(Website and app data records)
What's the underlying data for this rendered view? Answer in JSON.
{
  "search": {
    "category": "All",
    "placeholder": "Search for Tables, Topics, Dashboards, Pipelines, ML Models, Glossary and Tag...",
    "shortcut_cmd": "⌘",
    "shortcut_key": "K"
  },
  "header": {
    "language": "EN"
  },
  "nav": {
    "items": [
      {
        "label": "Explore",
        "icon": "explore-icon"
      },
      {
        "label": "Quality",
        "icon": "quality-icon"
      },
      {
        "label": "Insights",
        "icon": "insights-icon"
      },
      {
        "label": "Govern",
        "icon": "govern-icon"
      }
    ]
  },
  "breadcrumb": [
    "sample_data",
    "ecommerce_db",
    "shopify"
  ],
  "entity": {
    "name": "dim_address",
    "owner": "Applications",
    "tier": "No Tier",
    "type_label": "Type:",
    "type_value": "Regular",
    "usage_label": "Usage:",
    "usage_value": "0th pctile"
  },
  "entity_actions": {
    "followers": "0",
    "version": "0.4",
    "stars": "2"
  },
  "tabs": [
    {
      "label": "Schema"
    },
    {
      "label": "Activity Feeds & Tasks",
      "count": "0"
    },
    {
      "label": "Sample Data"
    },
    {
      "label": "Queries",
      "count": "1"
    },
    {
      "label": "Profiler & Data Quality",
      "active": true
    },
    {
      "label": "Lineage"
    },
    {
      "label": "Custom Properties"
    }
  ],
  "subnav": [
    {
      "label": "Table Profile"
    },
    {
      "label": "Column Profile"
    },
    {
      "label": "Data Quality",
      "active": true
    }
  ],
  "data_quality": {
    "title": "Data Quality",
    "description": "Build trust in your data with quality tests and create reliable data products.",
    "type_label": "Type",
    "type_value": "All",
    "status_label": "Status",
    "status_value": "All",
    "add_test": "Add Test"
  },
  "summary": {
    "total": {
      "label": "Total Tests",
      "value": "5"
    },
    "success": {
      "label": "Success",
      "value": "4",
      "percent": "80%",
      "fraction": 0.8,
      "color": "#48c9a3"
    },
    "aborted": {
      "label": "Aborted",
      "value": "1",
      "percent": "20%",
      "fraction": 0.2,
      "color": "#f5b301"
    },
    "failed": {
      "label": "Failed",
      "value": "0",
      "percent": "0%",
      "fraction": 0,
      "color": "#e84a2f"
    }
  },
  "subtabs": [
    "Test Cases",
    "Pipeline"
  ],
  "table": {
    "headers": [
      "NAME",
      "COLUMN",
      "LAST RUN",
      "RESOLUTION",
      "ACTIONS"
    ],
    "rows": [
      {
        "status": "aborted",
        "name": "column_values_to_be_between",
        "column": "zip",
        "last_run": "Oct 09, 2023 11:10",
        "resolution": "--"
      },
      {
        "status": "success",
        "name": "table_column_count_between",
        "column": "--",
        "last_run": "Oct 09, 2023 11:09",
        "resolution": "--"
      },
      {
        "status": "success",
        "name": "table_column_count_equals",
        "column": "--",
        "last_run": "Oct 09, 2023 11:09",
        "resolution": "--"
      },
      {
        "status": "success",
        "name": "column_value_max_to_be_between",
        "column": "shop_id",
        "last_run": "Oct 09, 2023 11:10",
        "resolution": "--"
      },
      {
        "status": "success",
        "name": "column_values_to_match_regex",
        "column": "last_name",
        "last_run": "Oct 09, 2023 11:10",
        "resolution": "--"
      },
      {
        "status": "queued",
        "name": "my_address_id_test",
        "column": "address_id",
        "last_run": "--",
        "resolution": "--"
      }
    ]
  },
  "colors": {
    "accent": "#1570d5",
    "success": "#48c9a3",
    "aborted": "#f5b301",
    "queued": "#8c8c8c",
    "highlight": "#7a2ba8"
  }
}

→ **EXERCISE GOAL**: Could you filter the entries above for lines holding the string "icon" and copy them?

→ **PROBLEM SOLUTION**:
        "icon": "explore-icon"
        "icon": "quality-icon"
        "icon": "insights-icon"
        "icon": "govern-icon"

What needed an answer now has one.